Avignon has a long and epic history. There has been a human settlement here for over 5,000 years, and it was a flourishing centre of trade long before the Romans arrived in 120 BC and established Avignon as a military and trade link between Italy and Spain. It was the building of the first stone bridge in the 12th century though, that really saw Avignon become a medieval powerhouse.
It was that which was of particular interest to a series of popes, who chose to make Avignon the papal capital when endless wars in Italy made it unsafe to remain in Rome. It would remain the capital of the papacy and de facto capital of the Catholic world from 1309 to 1377. In fact, Pope Clement VI went as far as to buy the city in 1348. It was only reclaimed by France in 1793 during the French Revolution.
The remarkable thing about the Avignon popes is just how utterly corrupt many were. Even by medieval papal standards, debauchery during the Avignon years was impressive. The poet Petrarch had this to say: “It is a sewer where all the filth of the universe gathers. They despise God, adore money, trample divine laws and human laws. Everything there breathes deceit: the air, the earth, the houses and above all the bedchambers.”
While Avignon was the capital of the papacy for seven decades and seven popes, the controversies didn’t end when the papacy returned to Rome in 1378. At best, papal politics were complex, but the election of Urban VI as pope in 1378 led directly to the Great Schism. This led a faction in the Catholic church to elect a different pope, Clement VII, who took up residence in Avignon’s only recently vacated Palais des Papes.
This situation lasted for another three decades, and in fact there was a third pope vying for Catholicism’s top job from 1409 until things were finally resolved in 1417. So, in addition to the seven fully legitimate popes, we can add two ‘Schism Popes’. It’s just as well that the history of the Avignon papacy is so exciting, because the formerly opulent palace they lived in is low on visual stimulation.
The once richly decorated walls and ceilings have not survived, and there is little that remains from that period.

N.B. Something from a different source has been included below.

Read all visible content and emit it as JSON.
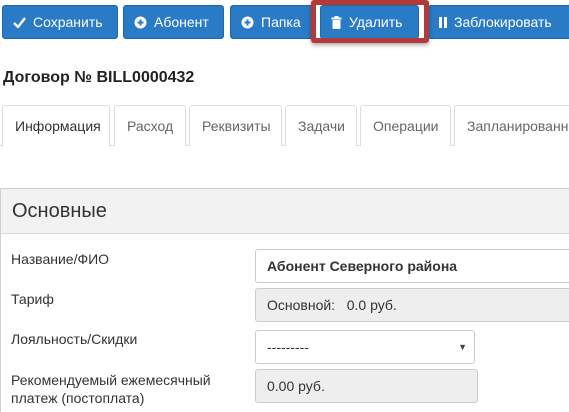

The magnificent architecture can’t be denied, but when you learn that Clement VI served up 7,428 chickens, 3,043 fowl, 1,195 geese, 1,023 sheep, 914 kids, 180 oxen, 101 calves, 60 pigs, 50,000 tarts and 95,000 loaves at his coronation, it’s disappointing not to have some of that opulence on display.
If the interior of the Palais des Papes was underwhelming, Avignon compensates in different ways. The nearby Musée Du Petit Palais, once the 14th century residence of Avignon’s Archbishop, is anything but disappointing with its extraordinary collection of Renaissance paintings. Nearby, stairs lead up to the Cathédrale Notre-Dame des Doms d’Avignon, from where you continue upwards to the lovely Jardin des Doms for epic views over the Rhône.
If these are Avignon’s showstoppers, there is even more to be gained from just wandering its ancient streets inside its medieval defensive walls. It doesn’t really matter which direction you go in, it won’t be too long before you land in a picturesque square or in front of an historic church or centuries-old water wheels on the Rue des Teinturiers, the center of silk spinning and dyeing from the 14th to 19th century.
There are plenty of other museums, galleries and palaces to visit, but Rue des Teinturiers gives a hint of what makes Avignon special. The street is lined with small and fun bars and restaurants where you can sit out in the evening sun sipping a beer in a mixed crowd of locals, students and tourists next to the Canal de Vaucluse. For all its history and Unesco designations, Avignon is a town filled with life.